Trading moving average crossovers is an effective trend-following technique used by many successful traders. To master this technique for your trading, however, there are a number of things you need to know.
Moving average crossovers in trading
A moving average calculates the average price of the last periods. The moving average repeats the process for each period in your chart, always using the last periods from the respective period’s position. For each period, the result is drawn into your chart, thereby creating a line. The position of this line in relation to the current market price can generate trading signals.
By defining how many periods you use to calculate your moving average you can vary the nature of your moving average crossovers. A moving average based on only a few periods is agile and stay close to the current market price. The more periods you use to calculate the moving average, the slower the moving average will be to react to price movements and the further the moving average will be from the current market price.
Using the crossover to generate signals
Most of the time, the moving average and the market will move in the same direction. In times of changing market direction, however, the moving average will be slower to react. Depending on how many periods you use to calculate the moving average, the moving average’s delayed reaction will cause the market to cross the moving average sooner or later.
This crossover is a trading signal.
When the market crosses the moving average upwards, it creates a buying signal. When the market crosses the moving average upwards it creates a long signal. When the market crosses the moving average downwards it creates a short signal.
When a trend changes direction, these signals create very good investment opportunities and generate a high percentage of winning trades if you use High / Low options. At first glance, this strategy seems easy and successful. There are, however, some problems.
In times of sideways market movements the market can cross the line of the moving average a number of times and create invalid signals. Also, once the market has crossed the moving average, it does not necessarily remain on one side, even if the trend remains intact. Retracements and market fluctuations can cause the market to cross the moving average again and create short lived false signal.
Eliminating false signals
If you trade all of these signals, your winning percentage will suffer greatly. Short swings across the moving average will already have moved back across into the other direction when your binary option expires and you will lose your trade. With a strategy like this, there is no guarantee you will win the 70 to 80 percent of your trades necessary to make a profit with binary options.
There are, however, a number of ways to improve your strategy:
- Wait for a number of periods to confirm the crossover: When the market crosses the moving average, you can wait for x numbers of period to see if the market swings back quickly. If it does not but does continue to move away from the moving average you can invest in a binary option more safely.

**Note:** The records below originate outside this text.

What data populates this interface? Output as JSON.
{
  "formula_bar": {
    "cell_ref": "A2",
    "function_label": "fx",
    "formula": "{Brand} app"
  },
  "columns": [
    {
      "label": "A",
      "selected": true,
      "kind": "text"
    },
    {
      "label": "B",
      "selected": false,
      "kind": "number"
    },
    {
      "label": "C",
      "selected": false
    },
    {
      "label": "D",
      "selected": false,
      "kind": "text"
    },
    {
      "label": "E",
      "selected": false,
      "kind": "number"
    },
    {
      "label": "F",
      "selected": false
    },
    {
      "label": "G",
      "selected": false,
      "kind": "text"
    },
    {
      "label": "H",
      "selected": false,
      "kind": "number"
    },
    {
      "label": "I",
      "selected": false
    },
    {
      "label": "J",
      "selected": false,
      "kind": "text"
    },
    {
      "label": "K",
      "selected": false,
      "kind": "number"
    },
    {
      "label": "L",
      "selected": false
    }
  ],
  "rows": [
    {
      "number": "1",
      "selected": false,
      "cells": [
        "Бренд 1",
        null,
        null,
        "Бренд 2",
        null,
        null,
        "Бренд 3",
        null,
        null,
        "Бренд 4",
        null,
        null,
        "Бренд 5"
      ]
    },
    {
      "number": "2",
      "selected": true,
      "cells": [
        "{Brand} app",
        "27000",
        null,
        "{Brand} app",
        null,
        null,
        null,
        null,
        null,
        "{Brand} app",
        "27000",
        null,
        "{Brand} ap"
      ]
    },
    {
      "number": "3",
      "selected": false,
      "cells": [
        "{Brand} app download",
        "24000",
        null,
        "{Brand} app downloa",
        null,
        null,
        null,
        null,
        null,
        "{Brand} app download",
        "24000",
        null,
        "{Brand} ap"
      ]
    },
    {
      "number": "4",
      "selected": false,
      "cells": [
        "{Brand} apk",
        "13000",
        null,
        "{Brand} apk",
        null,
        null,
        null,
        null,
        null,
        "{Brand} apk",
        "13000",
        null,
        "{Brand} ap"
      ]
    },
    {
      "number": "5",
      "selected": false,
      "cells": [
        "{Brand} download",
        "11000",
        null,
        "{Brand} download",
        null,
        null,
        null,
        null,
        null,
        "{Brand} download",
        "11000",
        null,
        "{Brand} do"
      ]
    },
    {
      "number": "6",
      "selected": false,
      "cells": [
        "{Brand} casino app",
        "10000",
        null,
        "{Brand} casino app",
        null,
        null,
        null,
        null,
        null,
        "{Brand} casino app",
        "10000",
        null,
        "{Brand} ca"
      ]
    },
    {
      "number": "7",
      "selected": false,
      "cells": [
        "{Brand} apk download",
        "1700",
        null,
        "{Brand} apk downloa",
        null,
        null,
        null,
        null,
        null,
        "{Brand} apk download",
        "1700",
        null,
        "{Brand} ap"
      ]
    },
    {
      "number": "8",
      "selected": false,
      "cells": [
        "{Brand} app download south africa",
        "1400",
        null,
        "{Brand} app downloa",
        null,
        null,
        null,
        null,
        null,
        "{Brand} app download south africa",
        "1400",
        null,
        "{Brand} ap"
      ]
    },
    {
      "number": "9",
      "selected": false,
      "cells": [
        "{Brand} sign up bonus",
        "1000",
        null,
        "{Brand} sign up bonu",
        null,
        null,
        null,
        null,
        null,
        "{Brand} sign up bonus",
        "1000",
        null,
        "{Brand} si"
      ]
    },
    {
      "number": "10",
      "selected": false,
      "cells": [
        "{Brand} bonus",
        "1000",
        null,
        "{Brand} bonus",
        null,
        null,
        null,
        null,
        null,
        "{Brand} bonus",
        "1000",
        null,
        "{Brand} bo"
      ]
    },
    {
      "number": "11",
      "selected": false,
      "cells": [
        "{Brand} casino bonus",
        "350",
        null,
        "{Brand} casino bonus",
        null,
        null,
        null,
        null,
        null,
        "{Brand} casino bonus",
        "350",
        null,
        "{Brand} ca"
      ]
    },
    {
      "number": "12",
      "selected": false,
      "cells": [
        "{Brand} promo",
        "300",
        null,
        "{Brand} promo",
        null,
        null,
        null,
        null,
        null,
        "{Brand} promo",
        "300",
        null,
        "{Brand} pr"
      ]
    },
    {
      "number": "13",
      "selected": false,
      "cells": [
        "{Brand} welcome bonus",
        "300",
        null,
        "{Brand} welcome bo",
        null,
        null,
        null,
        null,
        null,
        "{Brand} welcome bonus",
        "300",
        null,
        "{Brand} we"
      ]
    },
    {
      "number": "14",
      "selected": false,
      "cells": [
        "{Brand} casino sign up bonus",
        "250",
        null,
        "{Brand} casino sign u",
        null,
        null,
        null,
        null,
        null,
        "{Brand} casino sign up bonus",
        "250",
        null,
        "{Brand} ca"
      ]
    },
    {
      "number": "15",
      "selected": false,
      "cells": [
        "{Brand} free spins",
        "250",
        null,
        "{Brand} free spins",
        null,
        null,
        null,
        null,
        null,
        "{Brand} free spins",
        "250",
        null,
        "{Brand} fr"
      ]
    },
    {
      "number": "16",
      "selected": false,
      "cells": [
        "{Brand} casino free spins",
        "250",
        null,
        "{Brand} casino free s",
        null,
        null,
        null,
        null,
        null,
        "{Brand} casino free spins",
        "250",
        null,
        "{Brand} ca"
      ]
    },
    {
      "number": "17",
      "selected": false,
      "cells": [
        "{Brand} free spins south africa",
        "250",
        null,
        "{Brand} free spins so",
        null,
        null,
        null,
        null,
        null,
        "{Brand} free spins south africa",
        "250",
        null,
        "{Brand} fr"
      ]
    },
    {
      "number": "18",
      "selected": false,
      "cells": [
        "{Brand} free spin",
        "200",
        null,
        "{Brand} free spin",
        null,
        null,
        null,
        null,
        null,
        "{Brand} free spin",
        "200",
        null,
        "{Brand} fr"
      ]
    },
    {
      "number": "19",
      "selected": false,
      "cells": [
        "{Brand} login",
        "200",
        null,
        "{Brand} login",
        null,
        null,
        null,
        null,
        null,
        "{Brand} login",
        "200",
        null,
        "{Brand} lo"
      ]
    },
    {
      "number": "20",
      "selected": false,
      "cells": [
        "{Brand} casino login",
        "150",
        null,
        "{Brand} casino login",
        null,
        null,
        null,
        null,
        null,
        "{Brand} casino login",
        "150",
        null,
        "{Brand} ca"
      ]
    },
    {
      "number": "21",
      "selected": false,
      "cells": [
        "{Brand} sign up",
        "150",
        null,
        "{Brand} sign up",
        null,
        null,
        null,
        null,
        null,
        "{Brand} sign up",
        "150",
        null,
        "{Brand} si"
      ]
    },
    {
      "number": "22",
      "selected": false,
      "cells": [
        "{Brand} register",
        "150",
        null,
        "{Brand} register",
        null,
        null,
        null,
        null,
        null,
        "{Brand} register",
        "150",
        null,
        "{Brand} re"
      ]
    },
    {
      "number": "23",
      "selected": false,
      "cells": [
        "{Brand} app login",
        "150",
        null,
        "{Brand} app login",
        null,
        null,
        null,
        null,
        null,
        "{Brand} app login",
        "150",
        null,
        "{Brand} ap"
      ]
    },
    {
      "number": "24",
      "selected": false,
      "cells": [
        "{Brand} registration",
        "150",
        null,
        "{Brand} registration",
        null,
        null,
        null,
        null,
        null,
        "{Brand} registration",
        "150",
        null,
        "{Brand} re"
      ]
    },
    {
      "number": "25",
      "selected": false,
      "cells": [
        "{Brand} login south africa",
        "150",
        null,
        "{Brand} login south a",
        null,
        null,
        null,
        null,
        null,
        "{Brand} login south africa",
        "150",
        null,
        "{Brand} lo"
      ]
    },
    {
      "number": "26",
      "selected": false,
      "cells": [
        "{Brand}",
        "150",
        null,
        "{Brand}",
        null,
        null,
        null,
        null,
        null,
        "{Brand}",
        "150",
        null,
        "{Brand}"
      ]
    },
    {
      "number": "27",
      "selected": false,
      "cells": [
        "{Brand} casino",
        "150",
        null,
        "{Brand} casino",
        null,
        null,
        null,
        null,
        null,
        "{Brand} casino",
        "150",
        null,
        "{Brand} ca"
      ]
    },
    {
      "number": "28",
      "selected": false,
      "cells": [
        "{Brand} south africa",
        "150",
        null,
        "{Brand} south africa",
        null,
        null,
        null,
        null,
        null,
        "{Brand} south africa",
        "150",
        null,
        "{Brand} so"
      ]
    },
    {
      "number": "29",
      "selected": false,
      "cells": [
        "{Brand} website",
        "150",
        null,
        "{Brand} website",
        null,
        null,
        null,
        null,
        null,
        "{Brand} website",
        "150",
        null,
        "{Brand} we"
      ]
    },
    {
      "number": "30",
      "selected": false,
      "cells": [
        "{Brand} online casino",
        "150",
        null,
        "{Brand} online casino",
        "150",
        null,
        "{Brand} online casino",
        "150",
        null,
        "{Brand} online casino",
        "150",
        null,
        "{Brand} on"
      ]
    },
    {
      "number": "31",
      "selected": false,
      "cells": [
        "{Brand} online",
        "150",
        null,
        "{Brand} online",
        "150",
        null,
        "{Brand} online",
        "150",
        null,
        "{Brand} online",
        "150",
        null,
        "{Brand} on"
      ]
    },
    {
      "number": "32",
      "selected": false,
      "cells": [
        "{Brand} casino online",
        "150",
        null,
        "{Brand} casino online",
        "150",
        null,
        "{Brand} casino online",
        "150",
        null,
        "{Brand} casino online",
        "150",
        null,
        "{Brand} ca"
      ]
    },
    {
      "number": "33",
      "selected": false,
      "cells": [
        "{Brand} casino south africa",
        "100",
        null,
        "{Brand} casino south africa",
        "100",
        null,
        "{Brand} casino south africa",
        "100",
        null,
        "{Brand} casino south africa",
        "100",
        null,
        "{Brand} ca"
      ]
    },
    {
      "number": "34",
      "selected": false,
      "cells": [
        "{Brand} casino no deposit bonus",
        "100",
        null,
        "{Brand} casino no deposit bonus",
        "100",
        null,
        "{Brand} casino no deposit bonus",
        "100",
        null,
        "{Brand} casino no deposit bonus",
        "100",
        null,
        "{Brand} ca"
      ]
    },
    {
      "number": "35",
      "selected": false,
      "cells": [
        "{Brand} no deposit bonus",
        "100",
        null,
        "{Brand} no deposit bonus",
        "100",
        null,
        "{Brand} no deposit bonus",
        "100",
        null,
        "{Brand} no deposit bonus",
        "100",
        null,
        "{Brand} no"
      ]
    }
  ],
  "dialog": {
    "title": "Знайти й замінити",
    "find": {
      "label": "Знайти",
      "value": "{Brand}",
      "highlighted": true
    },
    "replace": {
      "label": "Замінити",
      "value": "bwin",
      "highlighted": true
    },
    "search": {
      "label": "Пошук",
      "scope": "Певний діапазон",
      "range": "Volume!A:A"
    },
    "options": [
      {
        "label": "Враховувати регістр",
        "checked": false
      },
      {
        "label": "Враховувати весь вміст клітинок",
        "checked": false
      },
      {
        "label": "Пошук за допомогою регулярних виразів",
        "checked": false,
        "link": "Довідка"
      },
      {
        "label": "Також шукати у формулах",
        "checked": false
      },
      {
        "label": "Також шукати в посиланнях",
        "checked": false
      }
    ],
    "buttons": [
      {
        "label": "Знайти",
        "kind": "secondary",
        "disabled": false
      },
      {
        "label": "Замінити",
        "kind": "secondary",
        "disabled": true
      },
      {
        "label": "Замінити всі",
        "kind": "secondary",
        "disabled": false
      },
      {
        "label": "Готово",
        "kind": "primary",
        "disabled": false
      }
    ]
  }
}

- Wait for the crossover to extend: To eliminate false signals you can make it a rule that the market has to cross the moving average for minimum extension before you invest. You can calculate this minimum extension by using a percentage of the asset’s price, an average of the last periods trading ranges, or another relevant value generated by a technical indicator.
- Search for increased volume: You can only invest in crossovers that are accompanied by an increase in volume.
- Using highs and lows instead of closing prices: In an uptrend, you can make it a rule that the low of a period has to cross the moving average, not just the closing price. Conversely, in a downtrend, the high has to close the moving average before you invest in a change in trend direction.